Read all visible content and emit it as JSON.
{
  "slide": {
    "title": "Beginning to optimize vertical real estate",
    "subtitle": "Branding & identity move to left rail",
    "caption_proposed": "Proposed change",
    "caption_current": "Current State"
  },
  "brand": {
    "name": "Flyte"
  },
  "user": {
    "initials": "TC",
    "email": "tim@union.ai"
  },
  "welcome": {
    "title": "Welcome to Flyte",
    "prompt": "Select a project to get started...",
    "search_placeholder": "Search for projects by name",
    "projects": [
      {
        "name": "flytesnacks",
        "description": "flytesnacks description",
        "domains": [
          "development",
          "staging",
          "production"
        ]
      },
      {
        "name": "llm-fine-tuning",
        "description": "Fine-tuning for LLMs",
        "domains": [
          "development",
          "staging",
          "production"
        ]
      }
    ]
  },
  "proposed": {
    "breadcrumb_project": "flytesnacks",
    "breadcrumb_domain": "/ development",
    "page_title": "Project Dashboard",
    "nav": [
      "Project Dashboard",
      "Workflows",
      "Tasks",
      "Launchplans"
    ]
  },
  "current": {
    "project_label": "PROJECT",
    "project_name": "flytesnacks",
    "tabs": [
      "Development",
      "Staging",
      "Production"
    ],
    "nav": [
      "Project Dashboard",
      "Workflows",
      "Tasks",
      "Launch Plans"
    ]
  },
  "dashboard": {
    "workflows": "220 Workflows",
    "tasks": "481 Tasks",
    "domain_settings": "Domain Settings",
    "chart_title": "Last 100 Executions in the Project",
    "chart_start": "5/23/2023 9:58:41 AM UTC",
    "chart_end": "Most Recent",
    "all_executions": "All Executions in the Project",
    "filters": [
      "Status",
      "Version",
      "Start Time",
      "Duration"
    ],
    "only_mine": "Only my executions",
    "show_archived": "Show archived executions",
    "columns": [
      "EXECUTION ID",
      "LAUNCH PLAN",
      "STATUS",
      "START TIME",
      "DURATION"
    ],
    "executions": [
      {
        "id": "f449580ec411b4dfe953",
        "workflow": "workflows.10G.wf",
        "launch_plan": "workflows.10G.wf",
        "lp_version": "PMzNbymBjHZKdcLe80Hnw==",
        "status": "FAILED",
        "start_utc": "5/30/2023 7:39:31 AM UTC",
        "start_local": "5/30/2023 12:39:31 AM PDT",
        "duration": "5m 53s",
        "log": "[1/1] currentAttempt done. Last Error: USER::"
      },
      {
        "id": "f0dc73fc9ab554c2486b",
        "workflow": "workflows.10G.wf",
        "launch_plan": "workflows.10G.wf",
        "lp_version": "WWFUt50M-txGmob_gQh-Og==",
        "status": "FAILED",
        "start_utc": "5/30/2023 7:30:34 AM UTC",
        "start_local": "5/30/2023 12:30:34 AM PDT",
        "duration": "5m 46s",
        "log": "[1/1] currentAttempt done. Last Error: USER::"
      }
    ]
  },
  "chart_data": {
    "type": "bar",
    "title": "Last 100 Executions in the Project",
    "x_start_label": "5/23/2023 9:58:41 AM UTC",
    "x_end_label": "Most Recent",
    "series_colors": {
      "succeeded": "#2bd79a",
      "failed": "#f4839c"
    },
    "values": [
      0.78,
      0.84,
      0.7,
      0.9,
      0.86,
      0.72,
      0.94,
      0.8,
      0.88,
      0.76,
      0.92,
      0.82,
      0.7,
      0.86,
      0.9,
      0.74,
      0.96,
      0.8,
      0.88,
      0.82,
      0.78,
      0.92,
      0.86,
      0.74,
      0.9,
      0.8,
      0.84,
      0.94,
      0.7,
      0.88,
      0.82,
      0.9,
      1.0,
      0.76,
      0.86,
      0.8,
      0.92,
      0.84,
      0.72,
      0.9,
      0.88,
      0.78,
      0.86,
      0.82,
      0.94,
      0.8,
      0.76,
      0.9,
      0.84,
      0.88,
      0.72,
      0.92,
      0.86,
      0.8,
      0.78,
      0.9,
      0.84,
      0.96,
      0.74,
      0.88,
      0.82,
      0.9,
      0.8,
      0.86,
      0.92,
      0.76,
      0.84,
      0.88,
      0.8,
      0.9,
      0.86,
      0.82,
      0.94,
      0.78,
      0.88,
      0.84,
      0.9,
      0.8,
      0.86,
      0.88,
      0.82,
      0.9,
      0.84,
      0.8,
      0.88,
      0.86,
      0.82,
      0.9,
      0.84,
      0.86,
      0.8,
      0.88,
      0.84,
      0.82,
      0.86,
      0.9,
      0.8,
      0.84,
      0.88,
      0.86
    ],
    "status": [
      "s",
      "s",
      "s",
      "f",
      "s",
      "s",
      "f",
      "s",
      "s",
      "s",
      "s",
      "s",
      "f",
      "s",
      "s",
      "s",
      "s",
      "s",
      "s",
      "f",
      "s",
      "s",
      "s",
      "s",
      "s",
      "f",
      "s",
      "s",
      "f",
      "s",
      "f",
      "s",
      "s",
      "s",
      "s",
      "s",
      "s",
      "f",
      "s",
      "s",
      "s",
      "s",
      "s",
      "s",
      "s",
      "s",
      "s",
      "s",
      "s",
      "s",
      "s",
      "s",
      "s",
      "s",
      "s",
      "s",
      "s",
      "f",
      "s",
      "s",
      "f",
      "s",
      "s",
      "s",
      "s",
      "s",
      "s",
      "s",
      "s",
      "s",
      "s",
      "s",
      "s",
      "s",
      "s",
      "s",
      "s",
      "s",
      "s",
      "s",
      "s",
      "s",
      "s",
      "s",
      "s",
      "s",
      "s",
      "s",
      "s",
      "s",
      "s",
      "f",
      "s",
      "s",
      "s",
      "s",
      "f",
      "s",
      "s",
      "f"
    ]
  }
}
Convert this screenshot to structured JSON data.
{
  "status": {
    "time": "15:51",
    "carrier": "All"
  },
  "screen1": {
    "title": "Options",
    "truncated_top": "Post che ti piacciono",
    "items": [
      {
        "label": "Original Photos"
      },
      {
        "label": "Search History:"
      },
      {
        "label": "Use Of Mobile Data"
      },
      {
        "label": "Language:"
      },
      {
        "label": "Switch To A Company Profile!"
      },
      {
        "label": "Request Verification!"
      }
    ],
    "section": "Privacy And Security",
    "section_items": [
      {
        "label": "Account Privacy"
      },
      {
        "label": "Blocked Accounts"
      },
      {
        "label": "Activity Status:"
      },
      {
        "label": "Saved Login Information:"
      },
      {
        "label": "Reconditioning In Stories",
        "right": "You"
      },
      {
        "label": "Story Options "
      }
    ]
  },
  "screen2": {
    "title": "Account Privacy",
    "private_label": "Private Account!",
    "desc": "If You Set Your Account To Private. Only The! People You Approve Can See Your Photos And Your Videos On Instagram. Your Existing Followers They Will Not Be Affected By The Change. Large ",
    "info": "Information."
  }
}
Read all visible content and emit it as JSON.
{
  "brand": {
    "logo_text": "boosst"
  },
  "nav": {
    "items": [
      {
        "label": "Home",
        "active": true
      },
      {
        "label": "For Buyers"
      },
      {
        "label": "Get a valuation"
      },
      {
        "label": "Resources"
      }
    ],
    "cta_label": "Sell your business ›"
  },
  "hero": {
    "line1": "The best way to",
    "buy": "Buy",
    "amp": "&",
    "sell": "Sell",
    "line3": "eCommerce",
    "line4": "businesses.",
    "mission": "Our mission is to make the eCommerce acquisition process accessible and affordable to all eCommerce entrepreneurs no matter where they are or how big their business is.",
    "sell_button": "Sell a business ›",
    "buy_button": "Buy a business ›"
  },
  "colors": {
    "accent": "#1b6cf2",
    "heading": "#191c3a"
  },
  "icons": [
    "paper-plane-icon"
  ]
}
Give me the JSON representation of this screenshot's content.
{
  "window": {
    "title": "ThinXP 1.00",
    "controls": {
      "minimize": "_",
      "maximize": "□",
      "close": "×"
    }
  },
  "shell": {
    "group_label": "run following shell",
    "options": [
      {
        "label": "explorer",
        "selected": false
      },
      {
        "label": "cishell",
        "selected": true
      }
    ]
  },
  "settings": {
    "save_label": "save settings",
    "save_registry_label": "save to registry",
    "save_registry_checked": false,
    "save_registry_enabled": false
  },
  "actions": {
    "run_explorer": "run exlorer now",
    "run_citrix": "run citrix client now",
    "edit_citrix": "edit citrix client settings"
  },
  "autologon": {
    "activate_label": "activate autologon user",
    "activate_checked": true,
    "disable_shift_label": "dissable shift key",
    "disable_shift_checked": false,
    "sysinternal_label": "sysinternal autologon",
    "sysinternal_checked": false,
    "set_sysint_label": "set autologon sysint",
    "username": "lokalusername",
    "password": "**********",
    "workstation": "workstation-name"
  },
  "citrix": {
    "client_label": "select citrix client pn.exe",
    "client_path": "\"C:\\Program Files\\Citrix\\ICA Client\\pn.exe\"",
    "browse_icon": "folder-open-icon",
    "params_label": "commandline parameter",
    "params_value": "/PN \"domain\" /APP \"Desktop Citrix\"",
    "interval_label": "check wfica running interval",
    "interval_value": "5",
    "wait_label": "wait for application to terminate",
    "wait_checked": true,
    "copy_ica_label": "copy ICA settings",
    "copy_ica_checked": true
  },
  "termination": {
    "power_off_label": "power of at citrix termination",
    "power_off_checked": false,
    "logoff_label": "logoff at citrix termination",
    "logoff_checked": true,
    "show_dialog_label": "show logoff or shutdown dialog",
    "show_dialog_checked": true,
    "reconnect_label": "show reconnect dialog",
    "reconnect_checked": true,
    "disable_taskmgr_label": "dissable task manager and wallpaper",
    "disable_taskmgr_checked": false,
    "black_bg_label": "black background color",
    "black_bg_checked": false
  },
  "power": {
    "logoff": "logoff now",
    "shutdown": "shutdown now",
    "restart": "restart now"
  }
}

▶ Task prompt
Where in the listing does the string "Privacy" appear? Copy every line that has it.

▶ Reply
    "section": "Privacy And Security",
        "label": "Account Privacy"
    "title": "Account Privacy",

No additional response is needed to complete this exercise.